----- INPUT FOR THIS TASK -----
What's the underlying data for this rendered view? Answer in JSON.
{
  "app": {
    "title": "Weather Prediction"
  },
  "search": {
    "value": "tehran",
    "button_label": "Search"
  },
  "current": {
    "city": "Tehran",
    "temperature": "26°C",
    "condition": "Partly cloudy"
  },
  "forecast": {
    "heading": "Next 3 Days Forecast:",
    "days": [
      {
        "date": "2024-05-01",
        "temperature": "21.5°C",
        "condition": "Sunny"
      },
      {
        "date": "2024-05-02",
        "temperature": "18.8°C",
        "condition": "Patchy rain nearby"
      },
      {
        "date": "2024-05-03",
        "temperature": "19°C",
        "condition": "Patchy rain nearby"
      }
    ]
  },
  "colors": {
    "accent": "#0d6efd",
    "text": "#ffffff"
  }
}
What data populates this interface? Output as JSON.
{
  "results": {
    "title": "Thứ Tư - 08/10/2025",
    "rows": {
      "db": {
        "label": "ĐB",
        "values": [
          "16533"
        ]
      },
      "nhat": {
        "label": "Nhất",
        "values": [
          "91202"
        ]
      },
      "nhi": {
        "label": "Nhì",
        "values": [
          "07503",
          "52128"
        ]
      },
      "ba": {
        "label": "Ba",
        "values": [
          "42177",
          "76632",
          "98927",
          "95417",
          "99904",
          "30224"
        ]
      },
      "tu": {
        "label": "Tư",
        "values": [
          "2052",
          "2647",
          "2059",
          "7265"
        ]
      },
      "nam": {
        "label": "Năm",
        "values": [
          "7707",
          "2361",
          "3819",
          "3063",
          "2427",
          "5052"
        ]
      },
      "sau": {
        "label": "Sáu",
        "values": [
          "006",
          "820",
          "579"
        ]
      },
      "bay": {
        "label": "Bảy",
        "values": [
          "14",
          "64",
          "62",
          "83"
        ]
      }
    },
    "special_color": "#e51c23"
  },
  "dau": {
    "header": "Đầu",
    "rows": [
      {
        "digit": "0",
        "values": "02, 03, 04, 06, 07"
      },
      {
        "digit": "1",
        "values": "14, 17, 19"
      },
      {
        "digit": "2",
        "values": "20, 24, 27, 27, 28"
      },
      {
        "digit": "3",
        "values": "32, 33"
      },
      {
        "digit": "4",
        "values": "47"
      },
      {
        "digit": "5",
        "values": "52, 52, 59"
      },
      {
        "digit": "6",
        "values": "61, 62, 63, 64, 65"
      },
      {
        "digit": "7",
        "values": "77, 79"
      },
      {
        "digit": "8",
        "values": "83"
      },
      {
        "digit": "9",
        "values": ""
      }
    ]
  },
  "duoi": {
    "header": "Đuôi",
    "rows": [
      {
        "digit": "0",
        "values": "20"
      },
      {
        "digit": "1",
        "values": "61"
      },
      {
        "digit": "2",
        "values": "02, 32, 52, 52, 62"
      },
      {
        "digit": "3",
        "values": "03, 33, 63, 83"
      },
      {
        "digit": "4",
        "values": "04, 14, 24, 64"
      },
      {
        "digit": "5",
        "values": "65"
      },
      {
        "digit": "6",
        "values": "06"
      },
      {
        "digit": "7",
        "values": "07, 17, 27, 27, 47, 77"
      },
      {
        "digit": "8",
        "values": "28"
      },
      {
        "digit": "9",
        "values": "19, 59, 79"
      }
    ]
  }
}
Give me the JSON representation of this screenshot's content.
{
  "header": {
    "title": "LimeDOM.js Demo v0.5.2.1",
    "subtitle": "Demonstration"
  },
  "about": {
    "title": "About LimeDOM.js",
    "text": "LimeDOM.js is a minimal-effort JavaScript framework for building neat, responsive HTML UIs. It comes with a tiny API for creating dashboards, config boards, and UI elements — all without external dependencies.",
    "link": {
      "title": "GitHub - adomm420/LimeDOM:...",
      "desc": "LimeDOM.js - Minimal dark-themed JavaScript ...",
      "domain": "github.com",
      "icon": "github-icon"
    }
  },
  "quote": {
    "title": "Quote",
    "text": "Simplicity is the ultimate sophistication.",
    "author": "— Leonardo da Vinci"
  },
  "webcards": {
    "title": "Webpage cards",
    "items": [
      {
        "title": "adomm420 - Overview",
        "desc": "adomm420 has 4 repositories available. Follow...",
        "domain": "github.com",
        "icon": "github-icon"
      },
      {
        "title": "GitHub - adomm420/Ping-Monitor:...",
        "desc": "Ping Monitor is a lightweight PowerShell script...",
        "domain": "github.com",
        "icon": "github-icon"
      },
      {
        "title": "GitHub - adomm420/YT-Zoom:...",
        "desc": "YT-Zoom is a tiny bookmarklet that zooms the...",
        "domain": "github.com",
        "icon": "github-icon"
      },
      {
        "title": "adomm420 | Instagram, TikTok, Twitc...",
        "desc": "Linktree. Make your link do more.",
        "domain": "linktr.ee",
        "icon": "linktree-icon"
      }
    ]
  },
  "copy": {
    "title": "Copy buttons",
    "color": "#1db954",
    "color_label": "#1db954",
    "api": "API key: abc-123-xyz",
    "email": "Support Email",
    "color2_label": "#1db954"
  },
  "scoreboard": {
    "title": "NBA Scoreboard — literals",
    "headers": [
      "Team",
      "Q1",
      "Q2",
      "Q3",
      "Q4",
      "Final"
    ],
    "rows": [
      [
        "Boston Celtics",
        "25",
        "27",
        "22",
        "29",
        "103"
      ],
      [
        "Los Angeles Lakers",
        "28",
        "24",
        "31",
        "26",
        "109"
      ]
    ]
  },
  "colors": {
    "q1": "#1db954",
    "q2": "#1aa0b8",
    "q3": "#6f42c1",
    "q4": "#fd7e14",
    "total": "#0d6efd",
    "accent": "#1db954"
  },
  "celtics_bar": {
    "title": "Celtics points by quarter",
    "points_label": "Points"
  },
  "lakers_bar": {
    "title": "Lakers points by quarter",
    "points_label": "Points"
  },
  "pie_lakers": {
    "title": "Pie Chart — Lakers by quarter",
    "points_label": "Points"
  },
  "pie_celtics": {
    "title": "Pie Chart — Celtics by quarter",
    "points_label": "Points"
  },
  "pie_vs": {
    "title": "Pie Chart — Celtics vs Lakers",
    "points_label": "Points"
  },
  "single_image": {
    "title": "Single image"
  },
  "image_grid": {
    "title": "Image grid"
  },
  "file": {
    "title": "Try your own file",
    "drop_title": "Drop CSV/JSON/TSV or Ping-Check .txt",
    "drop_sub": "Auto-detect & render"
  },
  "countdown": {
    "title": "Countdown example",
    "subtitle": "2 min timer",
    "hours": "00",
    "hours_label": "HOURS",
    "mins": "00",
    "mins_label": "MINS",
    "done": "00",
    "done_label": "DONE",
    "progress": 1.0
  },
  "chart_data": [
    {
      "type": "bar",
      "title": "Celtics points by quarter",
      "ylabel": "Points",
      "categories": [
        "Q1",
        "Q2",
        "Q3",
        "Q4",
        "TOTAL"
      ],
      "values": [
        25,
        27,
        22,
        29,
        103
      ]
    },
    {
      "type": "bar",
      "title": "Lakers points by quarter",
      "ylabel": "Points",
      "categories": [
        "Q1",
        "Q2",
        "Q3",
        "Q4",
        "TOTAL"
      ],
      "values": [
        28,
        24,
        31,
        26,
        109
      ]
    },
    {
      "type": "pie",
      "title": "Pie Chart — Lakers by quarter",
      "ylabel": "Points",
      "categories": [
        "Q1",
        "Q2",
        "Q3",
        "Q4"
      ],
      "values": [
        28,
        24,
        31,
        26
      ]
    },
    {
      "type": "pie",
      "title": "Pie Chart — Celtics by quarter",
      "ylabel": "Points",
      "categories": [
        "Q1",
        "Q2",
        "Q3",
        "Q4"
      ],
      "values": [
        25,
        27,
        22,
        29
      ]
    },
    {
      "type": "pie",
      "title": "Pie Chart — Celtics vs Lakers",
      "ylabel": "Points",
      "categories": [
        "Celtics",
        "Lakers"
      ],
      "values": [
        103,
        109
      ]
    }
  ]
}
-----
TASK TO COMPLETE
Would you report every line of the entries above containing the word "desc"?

ANSWER SECTION
      "desc": "LimeDOM.js - Minimal dark-themed JavaScript ...",
        "desc": "adomm420 has 4 repositories available. Follow...",
        "desc": "Ping Monitor is a lightweight PowerShell script...",
        "desc": "YT-Zoom is a tiny bookmarklet that zooms the...",
        "desc": "Linktree. Make your link do more.",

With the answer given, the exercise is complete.